    A Reboot/Remake should be open to anything at anytime. No one will know if it is better (in any or all aspects) then the “original” until it is made. If you dont like it or are against it the simple thing to do is not see it or support it.

    To tell me I cant make a better Casablanca is telling me I cant act/direct/produce/script (whatever the part) better or on par with the original..which I may have not liked to begin with.

    Don't tell me what I cant do…. ;)

    • Remaking Casablanca or Its a Wonderful Life would be a sin against humanity!

  23. Go watch the original. Then come back here and thank me for telling you to do so. :)

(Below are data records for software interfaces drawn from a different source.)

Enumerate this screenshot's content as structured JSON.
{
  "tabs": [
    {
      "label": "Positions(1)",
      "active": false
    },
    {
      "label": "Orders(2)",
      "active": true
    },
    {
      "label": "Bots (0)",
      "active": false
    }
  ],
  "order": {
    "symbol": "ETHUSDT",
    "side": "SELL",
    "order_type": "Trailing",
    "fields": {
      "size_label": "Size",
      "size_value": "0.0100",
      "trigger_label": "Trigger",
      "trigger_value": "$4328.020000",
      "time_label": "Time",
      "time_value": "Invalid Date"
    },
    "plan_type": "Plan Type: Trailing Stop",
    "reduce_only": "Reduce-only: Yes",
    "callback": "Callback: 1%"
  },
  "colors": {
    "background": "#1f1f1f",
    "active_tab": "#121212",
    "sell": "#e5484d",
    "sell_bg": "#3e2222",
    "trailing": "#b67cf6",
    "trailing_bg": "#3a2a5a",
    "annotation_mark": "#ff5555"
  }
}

  24. Just posing a question… has anyone ever re-made a sequel? I would like to see some wacko out there table a re-make of “Back to the Future-Part II.” (Not Part I or III, just part II). In case you're thinking it Star Wars I, II, III, IV, V & VI don't count.

  25. Rule number two is really good, but I think you should consider the life style of the year it was make. A good example is the planet of the apes. The original was really good and climax was really important because in the 60, people were all afraid of a nuclear holocaust. But today it not our priority of concern and people have to invent another excuse that never take. And I say that no remake should be allowed if the movie is lest then 50 year old.

  26. I actually enjoyed both movies but I agree, the original was better.

  27. What about The Time Machine? I really enjoyed the Rod Taylor version and was looking forward to the remake, and even though the remake was OK, I found it to be lacking something that the original had.

  28. In response to rule 3, 20 years sound good for domestic remakes (i.e, Hollywood remaking a Hollywood flick), but I do think there needs to be some leeway for foreign films.

    I'm actually not a big fan of Hollywood snatching up foreign films and remaking them, but I fully understand why it's done, which relates back to your rule #2. I say five years for a foreign remake.

  29. “Requel” is a fantastic term. I'm totally stealing it. ;)